Key takeaways (the long version – directly from Klein’s powerpoint):
1) While negative emotions continue to ease, hesitation is creeping back into people’s minds about getting back out and participating in most activities. This is not a linear path back to ‘normal.’
• Consistent with prior waves, those 18-44 and women express significantly higher levels of negative emotions such as anxiety. In fact, anxiety is the negative emotion expressed most among Americans. This may be why most medical conditions for which people feel an immediate need for care are mental health-related. And, six in ten adults report having a medical condition requiring immediate medical care. How are we preparing?
– What are 18-44 year olds most concerned about? safety and finances
– Clinicians also express significantly higher levels of anxiety, fear, anger, and loneliness. How are we helping our front line staff with mental health?
• And, a few concerns are back on the increase – emotional well-being, managing other health conditions, and spiritual health.
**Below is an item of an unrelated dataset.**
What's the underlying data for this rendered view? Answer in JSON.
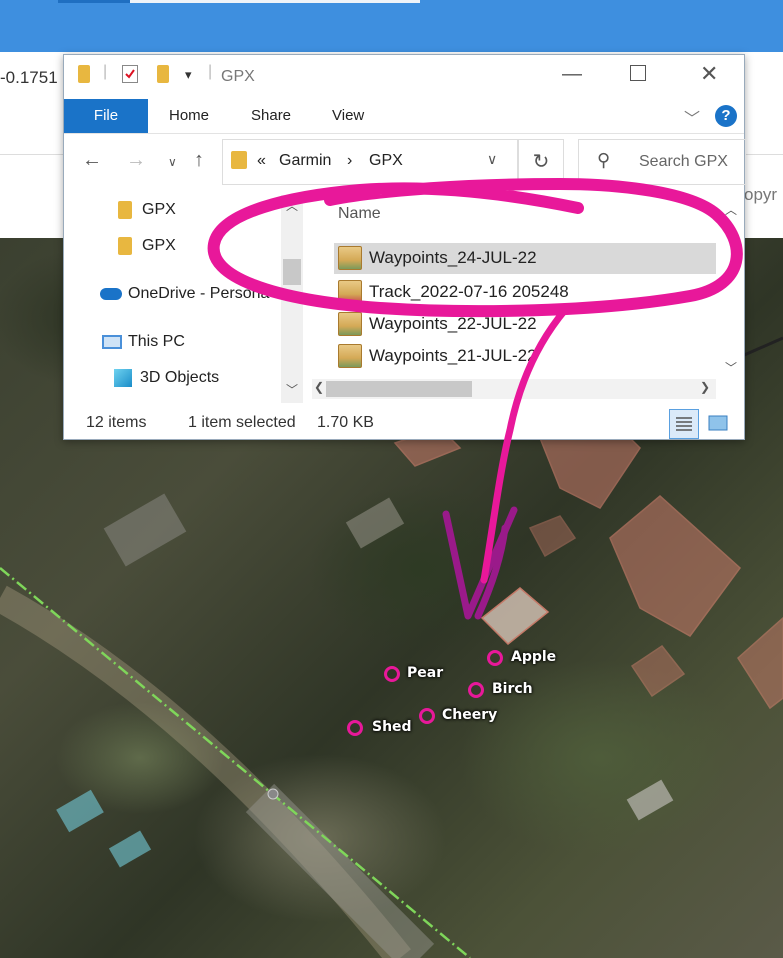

2) Access is improving. Importantly – “Time is the new currency.” Patients will switch (or stay) for access – and access includes attitude (e.g., if you accommodate a patient with a virtual appointment but make it a hassle or have a bad attitude, you lose all those brownie points!).
3) While the Coronavirus will eventually go away (whether naturally or through a vaccine), we will be left with a serious mental health crisis.
• Nearly one in ten (8%) of Americans have had a mental health therapy session cancelled due to the Coronavirus (and that assumes they were already partaking in these sessions; what about the need for new sessions?). Four in ten of these people with a cancelled therapy session have not rescheduled yet. How can we more proactively reach out to those in need of mental health services?
4) Physician offices must continue to be proactive in offering ‘solutions’ to getting patients back in. More and more patients are looking to their physicians to ‘guide’ them back in.
• I’ve said for years that physicians are the ‘5th P in the 4-Ps of Marketing’ – Personal Selling – well that is more true than ever before. Physicians are the face and voice of your brand and critical to bringing patients back in. How can you work with/through physicians to coordinate communication and access for patients?
5) And virtual care continues to grow in popularity as a key access point. Most patients who have tried a virtual visit learned about it from their doctor’s office. Those who have not tried virtual care yet have objections around quality, privacy, impersonality, technology in general, or simply not knowing enough about it. Think about when banks first introduced ATMs back in the 80s… now we can’t imagine a world without them. The point is that people have been ‘forced’ in to trying virtual care and after the effects of the Coronavirus wear off, the ‘value-proposition’ of easy, convenient, quality care must remain.
6) There remains positive momentum for providers as we move towards the new normal. How we treat patients now will dictate our brand position on the other side momentum or headwinds.
• However, health insurers do not appear to be setting themselves up for a positive exit from this pandemic with consumers.
7) Talk with patients to calm their anxieties; email or text (i.e., written form) them to explain what you are doing and what they need to do to come in.
8) Final Thought: Consumers are tired of the “we’re in this together” messaging BS. It’s become an intransitive verb – no action! Consumers want us to: 1) Acknowledge their concerns as real (empathy) and 2) Explain what we are doing to help them come back safely and easily (access). ‘How’ you act is what will make ‘what’ you do successful over the long-term Empathic Access.